Dataset rows for apps and sites

******

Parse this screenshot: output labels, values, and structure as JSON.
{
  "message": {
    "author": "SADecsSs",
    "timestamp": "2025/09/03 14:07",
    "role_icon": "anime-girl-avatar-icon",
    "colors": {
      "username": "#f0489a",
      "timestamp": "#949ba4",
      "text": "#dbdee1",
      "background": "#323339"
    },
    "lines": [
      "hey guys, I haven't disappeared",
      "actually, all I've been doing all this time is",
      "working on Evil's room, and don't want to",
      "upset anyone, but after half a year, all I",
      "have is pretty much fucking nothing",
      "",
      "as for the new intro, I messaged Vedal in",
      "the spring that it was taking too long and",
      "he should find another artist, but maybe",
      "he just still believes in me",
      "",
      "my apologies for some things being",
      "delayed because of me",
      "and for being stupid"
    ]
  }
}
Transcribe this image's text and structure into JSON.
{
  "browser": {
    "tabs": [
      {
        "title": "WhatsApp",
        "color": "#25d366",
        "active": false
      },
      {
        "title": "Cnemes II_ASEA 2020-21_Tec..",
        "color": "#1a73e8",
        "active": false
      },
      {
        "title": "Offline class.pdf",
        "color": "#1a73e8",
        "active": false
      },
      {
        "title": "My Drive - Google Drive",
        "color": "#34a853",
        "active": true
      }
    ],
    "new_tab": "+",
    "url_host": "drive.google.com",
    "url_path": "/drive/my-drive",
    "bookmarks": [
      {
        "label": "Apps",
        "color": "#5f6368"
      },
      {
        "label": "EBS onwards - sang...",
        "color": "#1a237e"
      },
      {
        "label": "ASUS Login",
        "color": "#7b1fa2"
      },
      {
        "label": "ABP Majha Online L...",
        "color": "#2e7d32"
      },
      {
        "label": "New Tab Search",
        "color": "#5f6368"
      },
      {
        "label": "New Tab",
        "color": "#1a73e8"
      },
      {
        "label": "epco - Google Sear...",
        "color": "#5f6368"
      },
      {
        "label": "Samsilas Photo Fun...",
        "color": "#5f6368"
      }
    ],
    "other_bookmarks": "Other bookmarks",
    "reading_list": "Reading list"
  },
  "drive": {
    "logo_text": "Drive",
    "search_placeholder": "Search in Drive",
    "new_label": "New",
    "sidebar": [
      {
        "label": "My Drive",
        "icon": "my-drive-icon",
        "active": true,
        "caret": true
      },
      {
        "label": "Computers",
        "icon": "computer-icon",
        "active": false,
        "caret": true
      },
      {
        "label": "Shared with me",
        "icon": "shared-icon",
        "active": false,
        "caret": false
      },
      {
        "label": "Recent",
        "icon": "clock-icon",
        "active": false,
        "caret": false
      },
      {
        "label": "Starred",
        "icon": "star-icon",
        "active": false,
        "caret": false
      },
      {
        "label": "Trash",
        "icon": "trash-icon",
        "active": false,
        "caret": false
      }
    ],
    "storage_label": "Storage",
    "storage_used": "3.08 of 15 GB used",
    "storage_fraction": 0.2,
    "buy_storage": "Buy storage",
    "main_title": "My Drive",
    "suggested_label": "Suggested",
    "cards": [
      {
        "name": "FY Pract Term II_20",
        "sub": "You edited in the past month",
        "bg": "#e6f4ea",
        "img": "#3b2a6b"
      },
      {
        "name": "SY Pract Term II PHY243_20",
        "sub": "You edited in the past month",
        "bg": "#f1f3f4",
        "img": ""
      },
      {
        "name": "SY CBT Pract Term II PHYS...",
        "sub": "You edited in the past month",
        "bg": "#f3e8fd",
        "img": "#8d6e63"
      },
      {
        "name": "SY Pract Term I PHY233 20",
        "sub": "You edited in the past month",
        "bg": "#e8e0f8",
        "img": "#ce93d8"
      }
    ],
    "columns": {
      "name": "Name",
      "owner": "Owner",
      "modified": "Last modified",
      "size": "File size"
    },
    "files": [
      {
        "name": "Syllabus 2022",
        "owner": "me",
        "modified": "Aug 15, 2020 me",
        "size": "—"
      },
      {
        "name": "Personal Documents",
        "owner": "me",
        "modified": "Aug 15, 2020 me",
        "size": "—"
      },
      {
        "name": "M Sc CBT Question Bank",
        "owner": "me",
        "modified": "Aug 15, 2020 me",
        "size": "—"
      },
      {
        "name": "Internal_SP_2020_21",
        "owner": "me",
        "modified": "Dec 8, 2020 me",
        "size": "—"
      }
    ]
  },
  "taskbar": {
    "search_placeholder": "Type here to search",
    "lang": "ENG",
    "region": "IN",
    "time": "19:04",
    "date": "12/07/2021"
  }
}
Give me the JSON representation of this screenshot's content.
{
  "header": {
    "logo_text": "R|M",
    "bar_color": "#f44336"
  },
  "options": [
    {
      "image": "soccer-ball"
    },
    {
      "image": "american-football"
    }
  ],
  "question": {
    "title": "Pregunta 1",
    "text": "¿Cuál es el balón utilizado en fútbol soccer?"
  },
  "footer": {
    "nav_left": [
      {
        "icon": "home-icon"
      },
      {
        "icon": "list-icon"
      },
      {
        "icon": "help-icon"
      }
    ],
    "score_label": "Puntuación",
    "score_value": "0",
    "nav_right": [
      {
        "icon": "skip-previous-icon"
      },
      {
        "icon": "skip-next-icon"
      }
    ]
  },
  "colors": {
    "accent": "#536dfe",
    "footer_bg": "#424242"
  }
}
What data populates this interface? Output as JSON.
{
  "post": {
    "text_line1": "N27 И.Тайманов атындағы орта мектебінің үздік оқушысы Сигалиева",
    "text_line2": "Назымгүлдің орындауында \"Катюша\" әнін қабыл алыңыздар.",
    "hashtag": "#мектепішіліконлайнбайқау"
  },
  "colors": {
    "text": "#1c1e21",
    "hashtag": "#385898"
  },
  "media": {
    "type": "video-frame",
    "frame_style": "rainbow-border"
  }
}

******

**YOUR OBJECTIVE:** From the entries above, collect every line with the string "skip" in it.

**TASK ANSWER:**
        "icon": "skip-previous-icon"
        "icon": "skip-next-icon"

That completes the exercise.